The problem: An exact reprint of the data below is required, line for line.

Saved entries:
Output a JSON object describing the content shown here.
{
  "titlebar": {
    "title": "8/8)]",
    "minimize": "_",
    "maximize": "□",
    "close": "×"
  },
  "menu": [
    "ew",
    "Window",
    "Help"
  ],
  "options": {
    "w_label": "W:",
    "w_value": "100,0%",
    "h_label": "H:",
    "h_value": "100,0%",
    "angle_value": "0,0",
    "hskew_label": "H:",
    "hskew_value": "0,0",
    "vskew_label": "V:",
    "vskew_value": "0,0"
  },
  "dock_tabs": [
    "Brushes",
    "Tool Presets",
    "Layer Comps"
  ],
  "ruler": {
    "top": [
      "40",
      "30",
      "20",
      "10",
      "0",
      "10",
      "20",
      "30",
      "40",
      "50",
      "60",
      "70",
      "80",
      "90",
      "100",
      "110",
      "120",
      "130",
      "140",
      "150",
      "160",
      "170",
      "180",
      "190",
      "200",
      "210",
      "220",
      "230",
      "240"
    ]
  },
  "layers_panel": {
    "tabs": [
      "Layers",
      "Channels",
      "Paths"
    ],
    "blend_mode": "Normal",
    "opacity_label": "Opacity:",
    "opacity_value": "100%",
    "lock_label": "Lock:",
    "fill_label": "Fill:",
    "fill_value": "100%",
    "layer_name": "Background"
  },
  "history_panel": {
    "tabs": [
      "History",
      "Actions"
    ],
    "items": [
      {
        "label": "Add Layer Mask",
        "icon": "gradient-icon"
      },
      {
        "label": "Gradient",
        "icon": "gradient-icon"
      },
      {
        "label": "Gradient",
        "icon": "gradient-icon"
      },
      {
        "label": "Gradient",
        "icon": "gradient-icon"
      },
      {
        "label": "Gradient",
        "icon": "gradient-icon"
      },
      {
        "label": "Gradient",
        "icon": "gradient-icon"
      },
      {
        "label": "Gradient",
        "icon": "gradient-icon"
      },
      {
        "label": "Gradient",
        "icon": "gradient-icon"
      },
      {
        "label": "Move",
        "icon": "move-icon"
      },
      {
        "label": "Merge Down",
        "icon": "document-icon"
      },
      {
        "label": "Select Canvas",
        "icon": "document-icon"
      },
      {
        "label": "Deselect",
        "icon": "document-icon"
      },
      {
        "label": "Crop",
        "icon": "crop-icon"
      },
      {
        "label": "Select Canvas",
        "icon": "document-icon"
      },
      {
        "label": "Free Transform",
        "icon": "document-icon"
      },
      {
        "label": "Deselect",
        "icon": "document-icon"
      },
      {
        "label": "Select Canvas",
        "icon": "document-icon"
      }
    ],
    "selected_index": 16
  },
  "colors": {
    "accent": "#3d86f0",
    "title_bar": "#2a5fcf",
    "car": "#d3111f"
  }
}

Your response:
Output a JSON object describing the content shown here.
{
  "titlebar": {
    "title": "8/8)]",
    "minimize": "_",
    "maximize": "□",
    "close": "×"
  },
  "menu": [
    "ew",
    "Window",
    "Help"
  ],
  "options": {
    "w_label": "W:",
    "w_value": "100,0%",
    "h_label": "H:",
    "h_value": "100,0%",
    "angle_value": "0,0",
    "hskew_label": "H:",
    "hskew_value": "0,0",
    "vskew_label": "V:",
    "vskew_value": "0,0"
  },
  "dock_tabs": [
    "Brushes",
    "Tool Presets",
    "Layer Comps"
  ],
  "ruler": {
    "top": [
      "40",
      "30",
      "20",
      "10",
      "0",
      "10",
      "20",
      "30",
      "40",
      "50",
      "60",
      "70",
      "80",
      "90",
      "100",
      "110",
      "120",
      "130",
      "140",
      "150",
      "160",
      "170",
      "180",
      "190",
      "200",
      "210",
      "220",
      "230",
      "240"
    ]
  },
  "layers_panel": {
    "tabs": [
      "Layers",
      "Channels",
      "Paths"
    ],
    "blend_mode": "Normal",
    "opacity_label": "Opacity:",
    "opacity_value": "100%",
    "lock_label": "Lock:",
    "fill_label": "Fill:",
    "fill_value": "100%",
    "layer_name": "Background"
  },
  "history_panel": {
    "tabs": [
      "History",
      "Actions"
    ],
    "items": [
      {
        "label": "Add Layer Mask",
        "icon": "gradient-icon"
      },
      {
        "label": "Gradient",
        "icon": "gradient-icon"
      },
      {
        "label": "Gradient",
        "icon": "gradient-icon"
      },
      {
        "label": "Gradient",
        "icon": "gradient-icon"
      },
      {
        "label": "Gradient",
        "icon": "gradient-icon"
      },
      {
        "label": "Gradient",
        "icon": "gradient-icon"
      },
      {
        "label": "Gradient",
        "icon": "gradient-icon"
      },
      {
        "label": "Gradient",
        "icon": "gradient-icon"
      },
      {
        "label": "Move",
        "icon": "move-icon"
      },
      {
        "label": "Merge Down",
        "icon": "document-icon"
      },
      {
        "label": "Select Canvas",
        "icon": "document-icon"
      },
      {
        "label": "Deselect",
        "icon": "document-icon"
      },
      {
        "label": "Crop",
        "icon": "crop-icon"
      },
      {
        "label": "Select Canvas",
        "icon": "document-icon"
      },
      {
        "label": "Free Transform",
        "icon": "document-icon"
      },
      {
        "label": "Deselect",
        "icon": "document-icon"
      },
      {
        "label": "Select Canvas",
        "icon": "document-icon"
      }
    ],
    "selected_index": 16
  },
  "colors": {
    "accent": "#3d86f0",
    "title_bar": "#2a5fcf",
    "car": "#d3111f"
  }
}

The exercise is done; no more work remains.